We’ve all had those sleepless nights. You know the ones where you’re tossing and turning, staring at the clock and counting down the hours until you have to get up for the long day ahead. The nights where you climb into bed exhausted but can’t seem to stop your mind from racing about what happened during the day and what is going to happen in the upcoming week or month or year. Well, finally you do fall asleep and manage to get a measly 3 hours. You wake up even more tired than you were before you fell asleep and are sluggish, unfocused, and have no tolerance for any inconvenience that may (and most likely will) pass your way. Sleep is a crucial part of our health and is something that deserves a little bit more attention than it is typically given.
The average healthy person requires 7 to 9 hours of sleep per night in order to feel well rested and refreshed. Some people may be able to function on 6 hours while others require as many as 10! The benefits of sleep are numerous. Proper sleeping habits have been directly related to longer life spans, improved memory, decreased inflammation, improved mental alertness, increased athletic performance, decreased risk for diabetes and heart disease, and a stronger immune system. People who regularly sleep poorly or for an inadequate amount of time have an increased risk for diabetes and heart disease as well as decreased sex drive, depression, and increased forgetfulness. Lack of sleep or poor quality of sleep has also been associated with advanced rate of aging of your skin, weight gain, and moodiness.
Below are some tips and tricks to improve your sleep. Give them a try so you can wake up refreshed, energized, and ready to tackle all challenges that come your way.
1. Your Bed is Made for Sleeping! If you are having trouble sleeping, it may be because you are spending too much time in bed. It is important to train your brain and your body that when you get into bed it is for sleeping only. This means no hanging out, watching TV, or eating in bed. Condition your body to know that when you get in to bed it’s for one reason and that’s to sleep!

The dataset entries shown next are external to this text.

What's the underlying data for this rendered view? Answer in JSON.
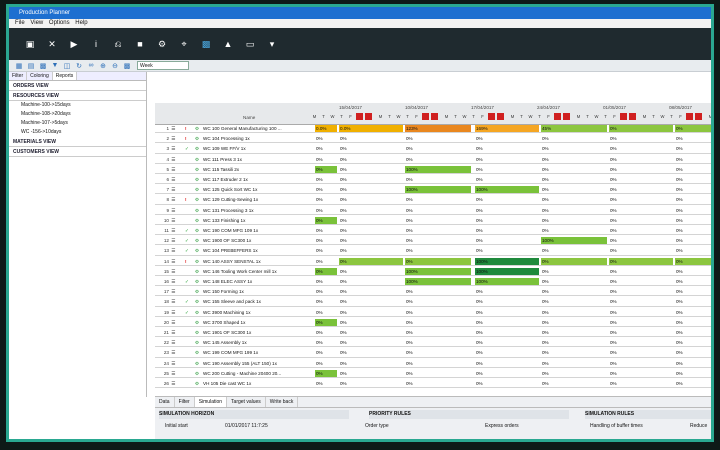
{
  "window": {
    "title": "Production Planner"
  },
  "menu": [
    "File",
    "View",
    "Options",
    "Help"
  ],
  "toolbar2": {
    "zoom_value": "Week"
  },
  "left_panel": {
    "tabs": [
      "Filter",
      "Coloring",
      "Reports"
    ],
    "sections": [
      "ORDERS VIEW",
      "RESOURCES VIEW",
      "MATERIALS VIEW",
      "CUSTOMERS VIEW"
    ],
    "resources": [
      "Machine-100->15days",
      "Machine-108->20days",
      "Machine-107->5days",
      "WC -156->10days"
    ]
  },
  "grid": {
    "header_name": "Name",
    "weeks": [
      "15/04/2017",
      "10/04/2017",
      "17/04/2017",
      "24/04/2017",
      "01/05/2017",
      "08/05/2017",
      "15/05/2017",
      "22/05"
    ],
    "rows": [
      {
        "n": "1",
        "name": "WC 100 General Manufacturing 100 ...",
        "v": [
          "0.0%",
          "123%",
          "169%",
          "45%",
          "0%",
          "0%"
        ],
        "mark": "alert"
      },
      {
        "n": "2",
        "name": "WC 104 Processing 1x",
        "v": [
          "0%",
          "0%",
          "0%",
          "0%",
          "0%",
          "0%"
        ],
        "mark": "alert"
      },
      {
        "n": "3",
        "name": "WC 109 WE FF/V 1x",
        "v": [
          "0%",
          "0%",
          "0%",
          "0%",
          "0%",
          "0%"
        ],
        "mark": "check"
      },
      {
        "n": "4",
        "name": "WC 111 Press 3 1x",
        "v": [
          "0%",
          "0%",
          "0%",
          "0%",
          "0%",
          "0%"
        ],
        "mark": ""
      },
      {
        "n": "5",
        "name": "WC 115 Tassili 2x",
        "v": [
          "0%",
          "100%",
          "0%",
          "0%",
          "0%",
          "0%"
        ],
        "mark": ""
      },
      {
        "n": "6",
        "name": "WC 117 Extruder 2 1x",
        "v": [
          "0%",
          "0%",
          "0%",
          "0%",
          "0%",
          "0%"
        ],
        "mark": ""
      },
      {
        "n": "7",
        "name": "WC 125 Quick Sort WC 1x",
        "v": [
          "0%",
          "100%",
          "100%",
          "0%",
          "0%",
          "0%"
        ],
        "mark": ""
      },
      {
        "n": "8",
        "name": "WC 129 Cutting-Sewing 1x",
        "v": [
          "0%",
          "0%",
          "0%",
          "0%",
          "0%",
          "0%"
        ],
        "mark": "alert"
      },
      {
        "n": "9",
        "name": "WC 131 Processing 3 1x",
        "v": [
          "0%",
          "0%",
          "0%",
          "0%",
          "0%",
          "0%"
        ],
        "mark": ""
      },
      {
        "n": "10",
        "name": "WC 133 Finishing 1x",
        "v": [
          "0%",
          "0%",
          "0%",
          "0%",
          "0%",
          "0%"
        ],
        "mark": ""
      },
      {
        "n": "11",
        "name": "WC 190 COM MFG 109 1x",
        "v": [
          "0%",
          "0%",
          "0%",
          "0%",
          "0%",
          "0%"
        ],
        "mark": "check"
      },
      {
        "n": "12",
        "name": "WC 1900 OF SC300 1x",
        "v": [
          "0%",
          "0%",
          "0%",
          "100%",
          "0%",
          "0%"
        ],
        "mark": "check"
      },
      {
        "n": "13",
        "name": "WC 104 PREBEFFERS 1x",
        "v": [
          "0%",
          "0%",
          "0%",
          "0%",
          "0%",
          "0%"
        ],
        "mark": "check"
      },
      {
        "n": "14",
        "name": "WC 140 ASSY SENSTAL 1x",
        "v": [
          "0%",
          "0%",
          "100%",
          "0%",
          "0%",
          "0%"
        ],
        "mark": "alert"
      },
      {
        "n": "15",
        "name": "WC 146 Tooling Work Center mill 1x",
        "v": [
          "0%",
          "100%",
          "100%",
          "0%",
          "0%",
          "0%"
        ],
        "mark": ""
      },
      {
        "n": "16",
        "name": "WC 148 ELEC ASSY 1x",
        "v": [
          "0%",
          "100%",
          "100%",
          "0%",
          "0%",
          "0%"
        ],
        "mark": "check"
      },
      {
        "n": "17",
        "name": "WC 150 Forming 1x",
        "v": [
          "0%",
          "0%",
          "0%",
          "0%",
          "0%",
          "0%"
        ],
        "mark": ""
      },
      {
        "n": "18",
        "name": "WC 155 Sleeve and pack 1x",
        "v": [
          "0%",
          "0%",
          "0%",
          "0%",
          "0%",
          "0%"
        ],
        "mark": "check"
      },
      {
        "n": "19",
        "name": "WC 3900 Machining 1x",
        "v": [
          "0%",
          "0%",
          "0%",
          "0%",
          "0%",
          "0%"
        ],
        "mark": "check"
      },
      {
        "n": "20",
        "name": "WC 3700 Shaped 1x",
        "v": [
          "0%",
          "0%",
          "0%",
          "0%",
          "0%",
          "0%"
        ],
        "mark": ""
      },
      {
        "n": "21",
        "name": "WC 1901 OF SC300 1x",
        "v": [
          "0%",
          "0%",
          "0%",
          "0%",
          "0%",
          "0%"
        ],
        "mark": ""
      },
      {
        "n": "22",
        "name": "WC 145 Assembly 1x",
        "v": [
          "0%",
          "0%",
          "0%",
          "0%",
          "0%",
          "0%"
        ],
        "mark": ""
      },
      {
        "n": "23",
        "name": "WC 199 COM MFG 199 1x",
        "v": [
          "0%",
          "0%",
          "0%",
          "0%",
          "0%",
          "0%"
        ],
        "mark": ""
      },
      {
        "n": "24",
        "name": "WC 190 Assembly 155 (ALT 150) 1x",
        "v": [
          "0%",
          "0%",
          "0%",
          "0%",
          "0%",
          "0%"
        ],
        "mark": ""
      },
      {
        "n": "25",
        "name": "WC 200 Cutting - Machine 20400 20...",
        "v": [
          "0%",
          "0%",
          "0%",
          "0%",
          "0%",
          "0%"
        ],
        "mark": ""
      },
      {
        "n": "26",
        "name": "VH 105 Die cast WC 1x",
        "v": [
          "0%",
          "0%",
          "0%",
          "0%",
          "0%",
          "0%"
        ],
        "mark": ""
      }
    ]
  },
  "bottom": {
    "tabs": [
      "Data",
      "Filter",
      "Simulation",
      "Target values",
      "Write back"
    ],
    "sections": [
      "SIMULATION HORIZON",
      "PRIORITY RULES",
      "SIMULATION RULES"
    ],
    "horizon_label": "Initial start",
    "horizon_value": "01/01/2017 11:7:25",
    "priority_label": "Order type",
    "priority_value": "Express orders",
    "sim_label": "Handling of buffer times",
    "sim_value": "Reduce"
  },
  "colors": {
    "accent": "#2aa891",
    "green": "#7ac23a",
    "dark_green": "#1f8a2c",
    "orange": "#e88d20",
    "red": "#d02020",
    "toolbar": "#1f2a2f"
  }
}
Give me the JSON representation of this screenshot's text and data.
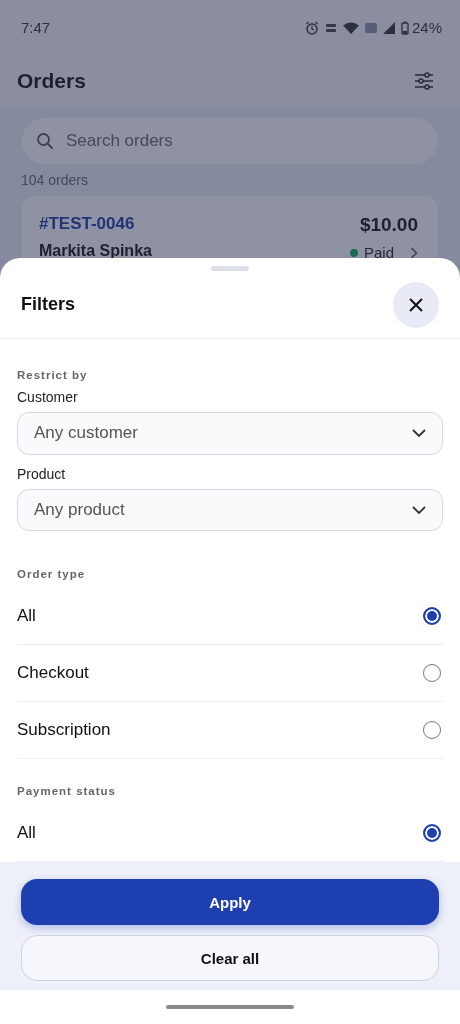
{
  "status_bar": {
    "time": "7:47",
    "battery": "24%"
  },
  "header": {
    "title": "Orders"
  },
  "search": {
    "placeholder": "Search orders"
  },
  "order_count": "104 orders",
  "orders": [
    {
      "id": "#TEST-0046",
      "customer": "Markita Spinka",
      "amount": "$10.00",
      "status": "Paid",
      "color": "#1c6a58"
    }
  ],
  "sheet": {
    "title": "Filters",
    "sections": [
      {
        "kind": "selects",
        "heading": "Restrict by",
        "fields": [
          {
            "label": "Customer",
            "value": "Any customer"
          },
          {
            "label": "Product",
            "value": "Any product"
          }
        ]
      },
      {
        "kind": "radios",
        "heading": "Order type",
        "options": [
          {
            "label": "All",
            "selected": true
          },
          {
            "label": "Checkout",
            "selected": false
          },
          {
            "label": "Subscription",
            "selected": false
          }
        ]
      },
      {
        "kind": "radios",
        "heading": "Payment status",
        "options": [
          {
            "label": "All",
            "selected": true
          }
        ]
      }
    ],
    "buttons": [
      {
        "label": "Apply",
        "kind": "primary"
      },
      {
        "label": "Clear all",
        "kind": "secondary"
      }
    ]
  }
}
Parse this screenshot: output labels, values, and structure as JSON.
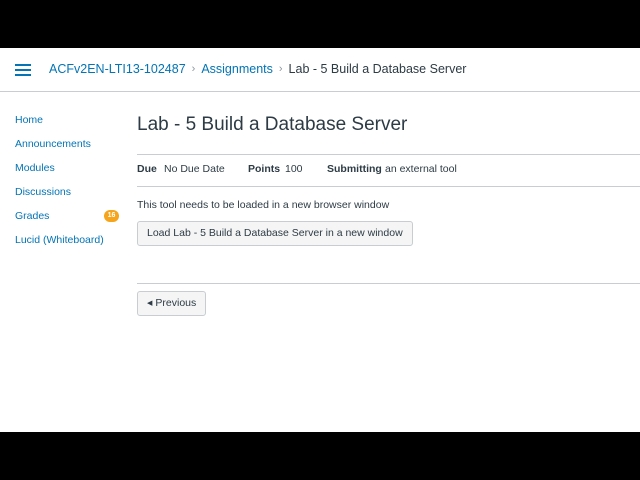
{
  "breadcrumb": {
    "course": "ACFv2EN-LTI13-102487",
    "section": "Assignments",
    "current": "Lab - 5 Build a Database Server"
  },
  "sidebar": {
    "items": [
      {
        "label": "Home"
      },
      {
        "label": "Announcements"
      },
      {
        "label": "Modules"
      },
      {
        "label": "Discussions"
      },
      {
        "label": "Grades",
        "badge": "16"
      },
      {
        "label": "Lucid (Whiteboard)"
      }
    ]
  },
  "assignment": {
    "title": "Lab - 5 Build a Database Server",
    "due_label": "Due",
    "due_value": "No Due Date",
    "points_label": "Points",
    "points_value": "100",
    "submitting_label": "Submitting",
    "submitting_value": "an external tool",
    "notice": "This tool needs to be loaded in a new browser window",
    "load_button": "Load Lab - 5 Build a Database Server in a new window"
  },
  "footer_nav": {
    "previous_label": "Previous"
  },
  "colors": {
    "link": "#0374b5",
    "text": "#2d3b45",
    "badge": "#f5a41b",
    "border": "#c7cdd1"
  }
}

2. Decrease the amount of Caffeine/Stimulants you drink daily. Caffeine is the most widely used drug throughout the world. The average adult drinks ~3 cups of coffee per day, add some pre-workout drinks in before activity and that is a recipe to keep you moving and your body in a constant state of stress. Drinking caffeinated beverages regularly will amp you up and keep you up making it difficult to relax at the end of your day.
3. Turn the lights down….All of the lights! It is hard to prepare your body for sleep when your room is lit up like Times Square in NYC. The light acts as a stimulant to your brain and triggers increased activity. This goes for your cell phone and television as well. The bright lights from your TV and cell phone keep your brain active and prevent you from turning in and turning out. Create a time each night where you shut off all electronics and strictly adhere to that schedule.
4. Create an environment prime for sleeping. Make sure your bed is comfortable, your pillows are comfortable, and the room temperature is set to the cooler side (Approximately 68˚). Take a cool/cold shower before bed to help decrease your body temperature. As we sleep our body temperature struggles to find its “set point”, being in a cooler environment rather than warmer makes this process much easier and allows you to fall asleep more quickly and stay asleep.
5. Breathe! Once you are in bed and finally done with your day it is often most challenging to turn off your mind. You can lie in bed exhausted but on some nights it may seem impossible to stop your mind from thinking of everything and anything. One way to slow your thoughts down and eliminate that mental clutter is to breathe. You want to breathe in such a way where you’re breathing through your belly instead of through your chest. You want to inhale for a count of 5 seconds slowly and deeply by engaging your diaphragm. Hold your breath for 2 seconds and exhale for 5 seconds. Your mind will wander but keep bringing it back to your breathe. After breathing in this manner for several minutes you will engage your parasympathetic nervous system, one of the main systems responsible for relaxation.
Dr. Jeremy L. Cohen, PT, DPT PES is the Owner/Director of Physical Therapy and Performance Enhancement Specialist at Mindful Movement Physical Therapy in Staten Island, New York.